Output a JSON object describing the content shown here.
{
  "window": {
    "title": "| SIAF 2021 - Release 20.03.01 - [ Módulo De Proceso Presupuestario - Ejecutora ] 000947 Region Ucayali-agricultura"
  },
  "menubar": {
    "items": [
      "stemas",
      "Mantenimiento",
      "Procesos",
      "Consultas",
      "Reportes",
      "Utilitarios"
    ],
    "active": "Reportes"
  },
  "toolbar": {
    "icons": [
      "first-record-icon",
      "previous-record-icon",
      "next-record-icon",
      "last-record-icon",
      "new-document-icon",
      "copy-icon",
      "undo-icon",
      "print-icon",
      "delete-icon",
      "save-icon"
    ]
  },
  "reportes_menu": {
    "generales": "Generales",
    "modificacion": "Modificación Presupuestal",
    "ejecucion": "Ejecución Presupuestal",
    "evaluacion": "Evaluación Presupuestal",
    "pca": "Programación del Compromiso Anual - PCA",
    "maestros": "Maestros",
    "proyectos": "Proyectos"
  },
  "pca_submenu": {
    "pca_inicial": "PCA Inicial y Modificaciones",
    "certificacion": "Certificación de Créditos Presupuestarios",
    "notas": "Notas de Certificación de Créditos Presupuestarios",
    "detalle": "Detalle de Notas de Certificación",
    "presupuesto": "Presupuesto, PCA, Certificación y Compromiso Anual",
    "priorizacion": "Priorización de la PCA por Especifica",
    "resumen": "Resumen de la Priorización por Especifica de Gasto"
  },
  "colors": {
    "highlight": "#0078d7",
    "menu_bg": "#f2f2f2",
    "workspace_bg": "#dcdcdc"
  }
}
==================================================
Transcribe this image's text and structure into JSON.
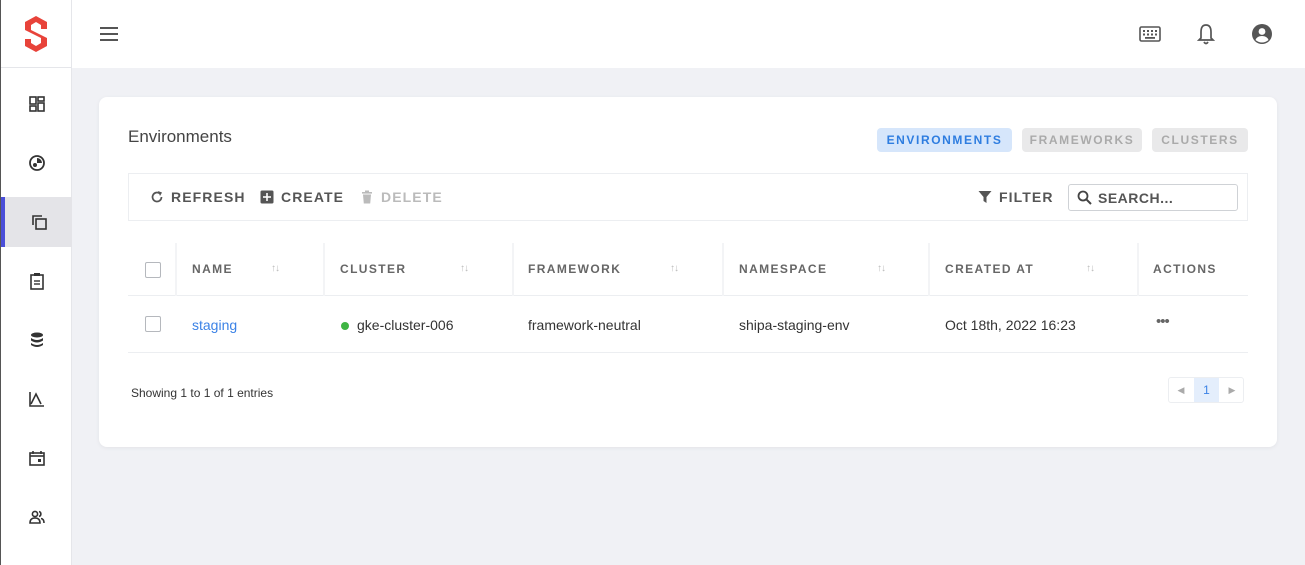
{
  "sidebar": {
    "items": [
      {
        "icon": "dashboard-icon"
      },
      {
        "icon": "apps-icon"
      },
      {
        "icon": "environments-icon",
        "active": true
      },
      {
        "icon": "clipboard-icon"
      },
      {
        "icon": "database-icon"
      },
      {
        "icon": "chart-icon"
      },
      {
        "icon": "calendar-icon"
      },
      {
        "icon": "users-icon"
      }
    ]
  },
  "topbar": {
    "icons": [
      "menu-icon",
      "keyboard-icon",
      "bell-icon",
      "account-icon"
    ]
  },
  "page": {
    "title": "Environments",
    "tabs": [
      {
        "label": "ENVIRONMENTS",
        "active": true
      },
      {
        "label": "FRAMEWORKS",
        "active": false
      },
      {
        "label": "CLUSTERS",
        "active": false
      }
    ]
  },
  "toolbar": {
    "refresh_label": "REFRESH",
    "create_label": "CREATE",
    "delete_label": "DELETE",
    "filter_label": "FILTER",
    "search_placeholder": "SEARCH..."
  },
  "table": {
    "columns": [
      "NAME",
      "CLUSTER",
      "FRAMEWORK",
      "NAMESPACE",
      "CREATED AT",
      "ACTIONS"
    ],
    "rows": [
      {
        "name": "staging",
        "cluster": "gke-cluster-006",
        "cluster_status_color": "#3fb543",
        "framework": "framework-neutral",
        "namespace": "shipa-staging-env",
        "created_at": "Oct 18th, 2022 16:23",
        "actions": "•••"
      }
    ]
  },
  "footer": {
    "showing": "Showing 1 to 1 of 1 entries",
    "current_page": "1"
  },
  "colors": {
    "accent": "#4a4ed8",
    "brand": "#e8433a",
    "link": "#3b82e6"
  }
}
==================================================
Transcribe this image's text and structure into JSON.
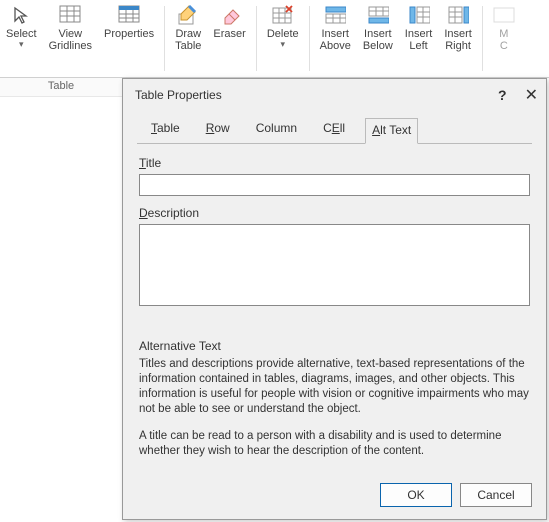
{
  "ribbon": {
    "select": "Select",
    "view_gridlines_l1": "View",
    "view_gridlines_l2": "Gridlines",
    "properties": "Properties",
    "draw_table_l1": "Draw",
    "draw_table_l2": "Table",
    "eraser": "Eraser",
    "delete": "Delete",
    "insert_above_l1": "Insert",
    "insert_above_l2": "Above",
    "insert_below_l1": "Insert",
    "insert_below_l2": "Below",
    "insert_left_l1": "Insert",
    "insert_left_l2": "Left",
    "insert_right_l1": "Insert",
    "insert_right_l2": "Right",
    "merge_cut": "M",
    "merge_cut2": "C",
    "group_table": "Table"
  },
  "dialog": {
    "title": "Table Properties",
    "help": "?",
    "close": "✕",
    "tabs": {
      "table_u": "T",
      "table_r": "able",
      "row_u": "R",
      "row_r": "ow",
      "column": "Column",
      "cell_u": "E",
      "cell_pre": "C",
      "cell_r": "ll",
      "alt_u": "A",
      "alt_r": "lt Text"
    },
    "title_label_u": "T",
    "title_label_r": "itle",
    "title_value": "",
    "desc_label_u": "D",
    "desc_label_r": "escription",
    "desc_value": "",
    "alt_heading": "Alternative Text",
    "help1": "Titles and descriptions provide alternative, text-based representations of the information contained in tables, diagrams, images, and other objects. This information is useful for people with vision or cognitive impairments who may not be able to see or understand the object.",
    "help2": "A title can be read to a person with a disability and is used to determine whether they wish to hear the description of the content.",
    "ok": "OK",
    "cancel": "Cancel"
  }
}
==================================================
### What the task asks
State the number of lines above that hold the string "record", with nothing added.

### Task solution
4